As predictable as daylight, AT&T isn’t happy about Google’s plan to bid on the 700MHz wireless spectrum. The telecommunications giant is poised to claw any competition out of the equation, and is hoping its traditional ally, the FCC, will have its back again.
Google announced this morning its intention to bid in the upcoming 700 MHz wireless spectrum auction, which is being touted as one of the most important communications auctions in American history. The company said it’s willing to bid a minimum of $4.6 billion.
One down, four to go. That’s the count supporters of open airwaves and neutral networks are holding up as Federal Communications Commissioner Jonathan Adelstein publicly voices his support for requiring winners of the upcoming 700 MHz spectrum auction to keep a chunk of it open to competition.
While the world seems to be waking up to a larger, more powerful Google than they anticipated, the company’s heft can work to the consumer’s advantage, especially in matters of government influence (da gov’ment does seem to prefer corporations over its citizens). On Friday, Google filed 47 pages worth of comments with the FCC about Net Neutrality.
Former Presidential candidate and Massachusetts senator John Kerry weighed in on the upcoming 700 MHz wireless spectrum auction, asking the Federal Communications Commission not to close off bidding to incumbent telecommunication and cable companies like AT&T, Verizon, and Comcast.
Looks like Google’s out to save the world again; the search engine company, which claims it won’t bid in an upcoming radio spectrum auction, is nonetheless proposing a new way for the FCC to conduct the affair. According to Google, its method would increase competition among telecom companies (and thus benefit consumers).
Airline travelers will soon have the opportunity to surf the Internet mid-flight by way of wireless networks, as many aircraft are now beginning to be outfitted with WiFi equipment. Even though the FCC has put it stamp of approval for in-flight WiFi, it still has reservations about the viability of offering cellular service to airline passengers.
Google, Yahoo, and eBay have enlisted satellite carriers EchoStar and DirecTV to help them lobby the Federal Communications Commission about keeping a close eye on how spectrum auctions are conducted. The alliance aims to put tighter reins on incumbent last mile providers of broadband access.
The last mile and who controls it has been a mounting concern among the major "network-less" players like Google, Yahoo, and eBay. The concern rises from suspicion of the telecommunications industry, and its control over chokepoints.
The Center for Digital Democracy is decrying how excitement caused by Net Neutrality language being worked into the Federal Communications Commission’s approval of the AT&T/Bell South merger overshadowed another decision by the FCC showing favoritism to the telecommunications industry over local governments and communities.

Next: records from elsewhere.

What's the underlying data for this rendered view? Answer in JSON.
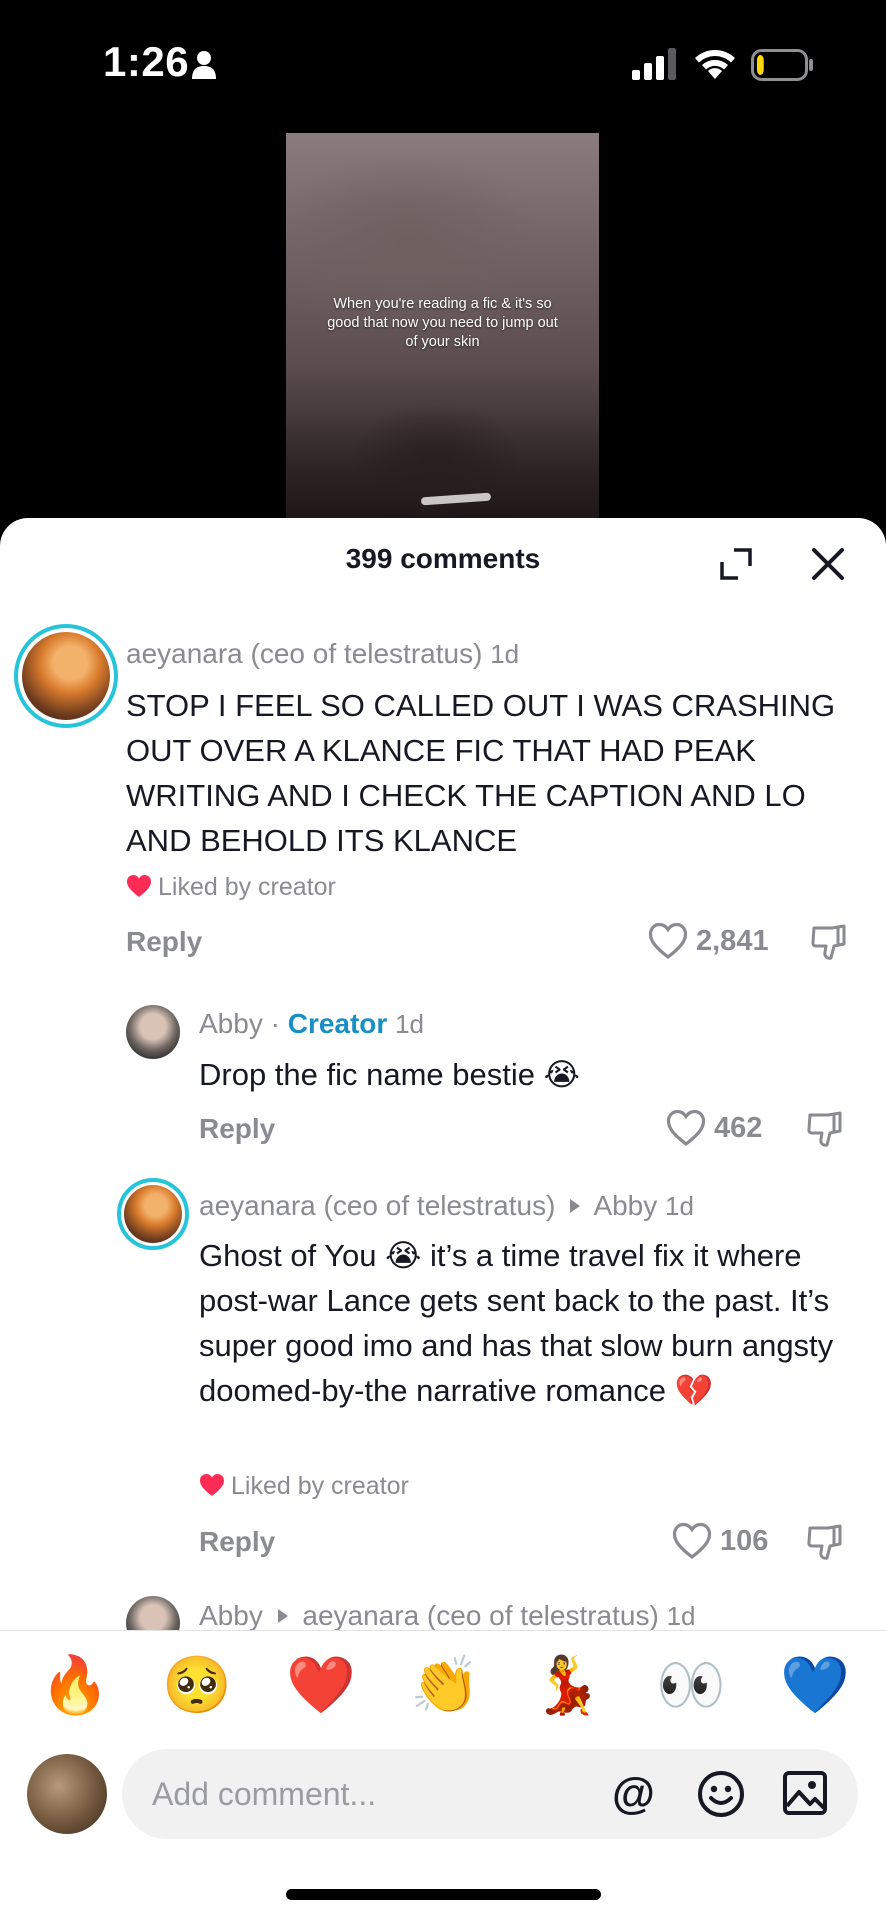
{
  "status_bar": {
    "time": "1:26",
    "battery_level": 0.15,
    "signal_bars": 3
  },
  "video": {
    "caption": "When you're reading a fic & it's so good that now you need to jump out of your skin"
  },
  "comments_sheet": {
    "title": "399 comments",
    "comments": [
      {
        "username": "aeyanara (ceo of telestratus)",
        "time": "1d",
        "text": "STOP I FEEL SO CALLED OUT I WAS CRASHING OUT OVER A KLANCE FIC THAT HAD PEAK WRITING AND I CHECK THE CAPTION AND LO AND BEHOLD ITS KLANCE",
        "liked_by_creator": "Liked by creator",
        "reply_label": "Reply",
        "likes": "2,841"
      }
    ],
    "replies": [
      {
        "username": "Abby",
        "separator": "·",
        "badge": "Creator",
        "time": "1d",
        "text": "Drop the fic name bestie 😭",
        "reply_label": "Reply",
        "likes": "462"
      },
      {
        "username": "aeyanara (ceo of telestratus)",
        "reply_to": "Abby",
        "time": "1d",
        "text": "Ghost of You 😭 it’s a time travel fix it where post-war Lance gets sent back to the past. It’s super good imo and has that slow burn angsty doomed-by-the narrative romance 💔",
        "liked_by_creator": "Liked by creator",
        "reply_label": "Reply",
        "likes": "106"
      },
      {
        "username": "Abby",
        "reply_to": "aeyanara (ceo of telestratus)",
        "time": "1d"
      }
    ]
  },
  "emoji_bar": [
    "🔥",
    "🥺",
    "❤️",
    "👏",
    "💃",
    "👀",
    "💙"
  ],
  "composer": {
    "placeholder": "Add comment..."
  },
  "colors": {
    "creator_badge": "#1a8fc6",
    "avatar_ring": "#25c4da",
    "liked_heart": "#fe2c55"
  }
}
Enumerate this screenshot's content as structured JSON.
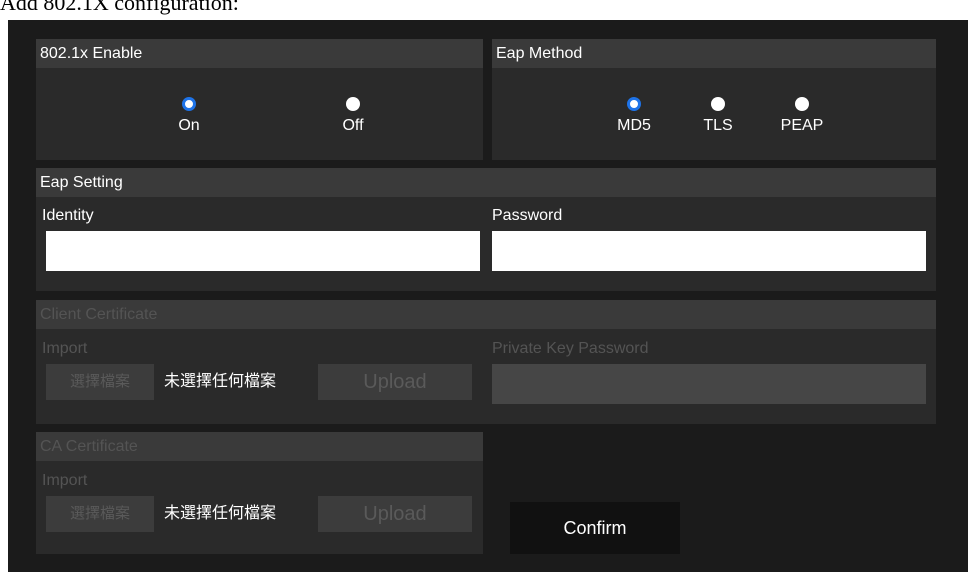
{
  "caption": "Add 802.1X configuration:",
  "enable_panel": {
    "title": "802.1x Enable",
    "options": [
      {
        "label": "On",
        "checked": true
      },
      {
        "label": "Off",
        "checked": false
      }
    ]
  },
  "eap_method_panel": {
    "title": "Eap Method",
    "options": [
      {
        "label": "MD5",
        "checked": true
      },
      {
        "label": "TLS",
        "checked": false
      },
      {
        "label": "PEAP",
        "checked": false
      }
    ]
  },
  "eap_setting": {
    "title": "Eap Setting",
    "identity_label": "Identity",
    "identity_value": "",
    "password_label": "Password",
    "password_value": ""
  },
  "client_certificate": {
    "title": "Client Certificate",
    "import_label": "Import",
    "choose_file_label": "選擇檔案",
    "file_status": "未選擇任何檔案",
    "upload_label": "Upload",
    "private_key_label": "Private Key Password",
    "private_key_value": ""
  },
  "ca_certificate": {
    "title": "CA Certificate",
    "import_label": "Import",
    "choose_file_label": "選擇檔案",
    "file_status": "未選擇任何檔案",
    "upload_label": "Upload"
  },
  "confirm_label": "Confirm",
  "colors": {
    "radio_checked": "#1e73e8",
    "panel_bg": "#2a2a2a",
    "header_bg": "#3a3a3a",
    "frame_bg": "#1b1b1b"
  }
}
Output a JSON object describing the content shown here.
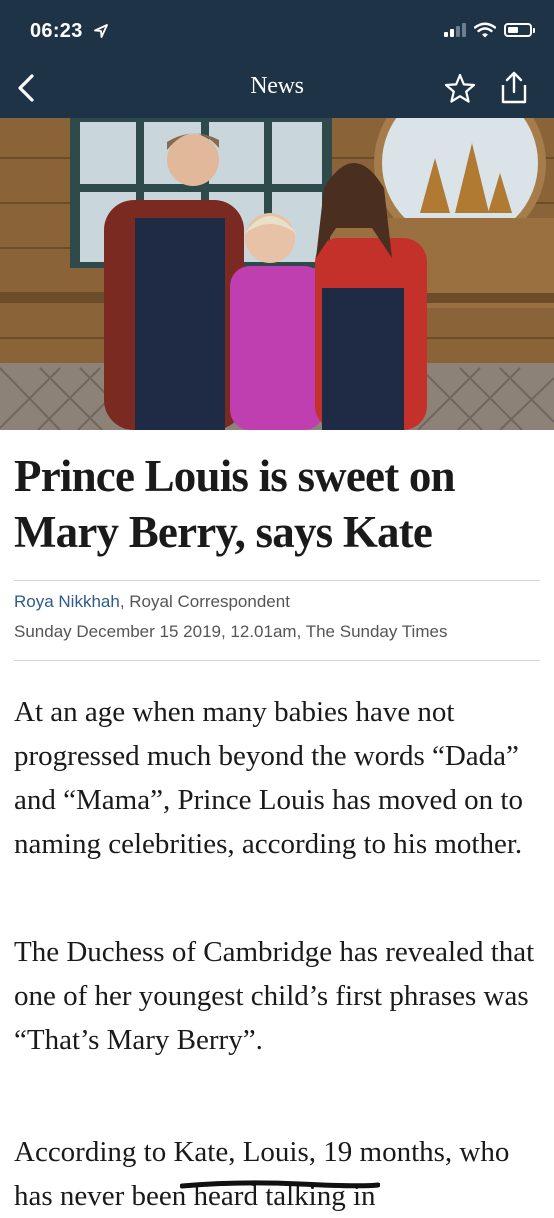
{
  "status_bar": {
    "time": "06:23",
    "icons": [
      "location-arrow-icon",
      "signal-icon",
      "wifi-icon",
      "battery-icon"
    ]
  },
  "nav": {
    "title": "News",
    "icons": {
      "back": "chevron-left-icon",
      "bookmark": "star-icon",
      "share": "share-icon"
    }
  },
  "article": {
    "headline": "Prince Louis is sweet on Mary Berry, says Kate",
    "author": "Roya Nikkhah",
    "author_role": ", Royal Correspondent",
    "dateline": "Sunday December 15 2019, 12.01am, The Sunday Times",
    "paragraphs": [
      "At an age when many babies have not progressed much beyond the words “Dada” and “Mama”, Prince Louis has moved on to naming celebrities, according to his mother.",
      "The Duchess of Cambridge has revealed that one of her youngest child’s first phrases was “That’s Mary Berry”.",
      "According to Kate, Louis, 19 months, who has never been heard talking in"
    ]
  },
  "colors": {
    "header_bg": "#1f3347",
    "author_link": "#2d5b8a",
    "text": "#1a1a1a",
    "meta_text": "#555555"
  }
}
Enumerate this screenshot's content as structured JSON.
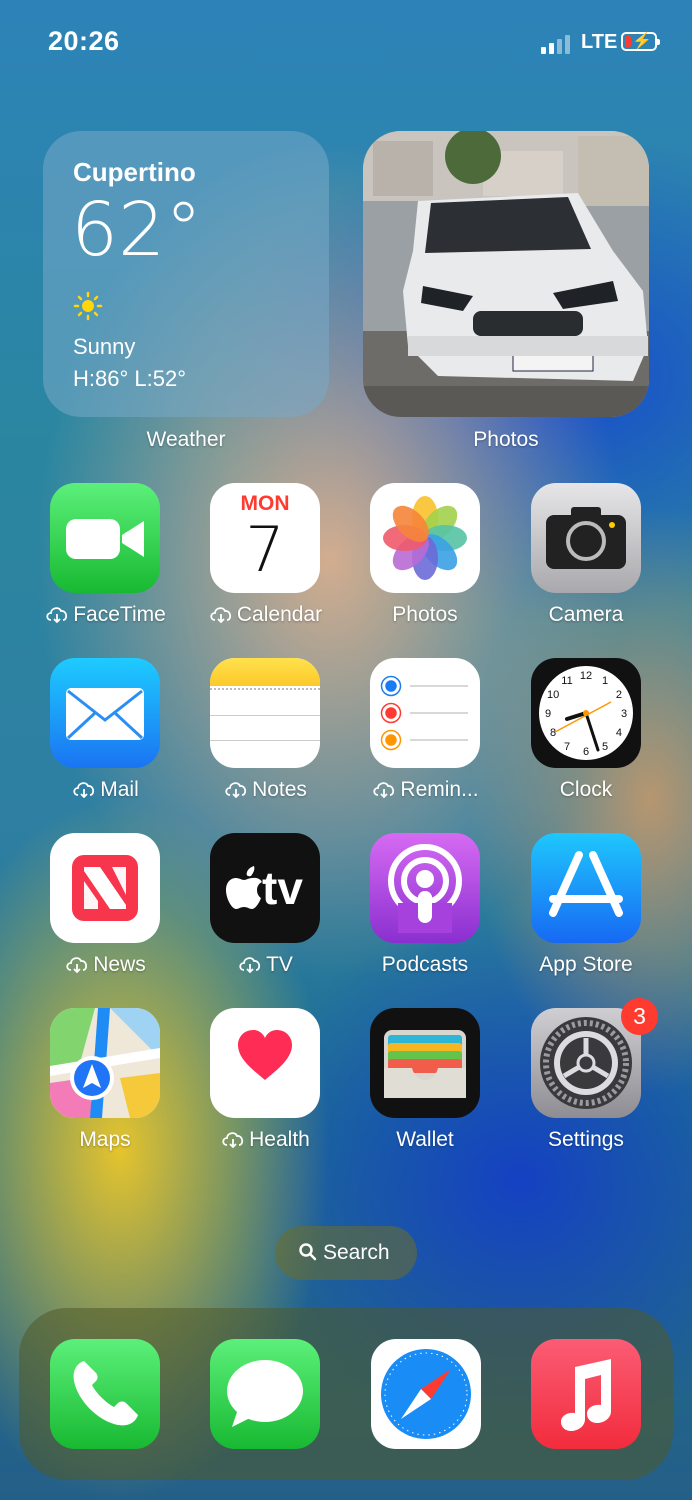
{
  "status_bar": {
    "time": "20:26",
    "network": "LTE",
    "battery_color": "#ff3b30"
  },
  "widgets": {
    "weather": {
      "city": "Cupertino",
      "temperature": "62°",
      "condition": "Sunny",
      "high_low": "H:86° L:52°",
      "label": "Weather"
    },
    "photos": {
      "label": "Photos"
    }
  },
  "apps": {
    "facetime": "FaceTime",
    "calendar": {
      "label": "Calendar",
      "day": "MON",
      "date": "7"
    },
    "photos": "Photos",
    "camera": "Camera",
    "mail": "Mail",
    "notes": "Notes",
    "reminders": "Remin...",
    "clock": "Clock",
    "news": "News",
    "tv": {
      "label": "TV",
      "logo_text": "tv"
    },
    "podcasts": "Podcasts",
    "app_store": "App Store",
    "maps": "Maps",
    "health": "Health",
    "wallet": "Wallet",
    "settings": {
      "label": "Settings",
      "badge": "3"
    }
  },
  "clock_numbers": [
    "12",
    "1",
    "2",
    "3",
    "4",
    "5",
    "6",
    "7",
    "8",
    "9",
    "10",
    "11"
  ],
  "search": {
    "label": "Search"
  },
  "dock": [
    "phone-icon",
    "messages-icon",
    "safari-icon",
    "music-icon"
  ]
}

Microsoft, Google, Dell, Hewlett Packard, Intel and Philips are petitioning the FCC to allow them to create a handheld internet device that uses vacated TV airwaves to establish wireless internet access.
I’m not exactly sure what the point is, except maybe to use all the now-useless TV rooftop antennas to create a new way of connecting homes to internet service providers, without laying tons of new cable. It’s all confusing, but the main thing is that a certain gadget blog embaressed themselves by prematurely assuming this was all about a Zune phone.
The chief complaints of the telecommunications industry regarding the heated Network Neutrality debate are that regulation limits their ability to compete, build out infrastructure, and innovate; that regulation is unnecessary as principles outlined by the FCC are sufficient to guard it and that telcos like Verizon have already publicly committed to them; and that Net Neutrality is still too poorly defined to write legislation around it.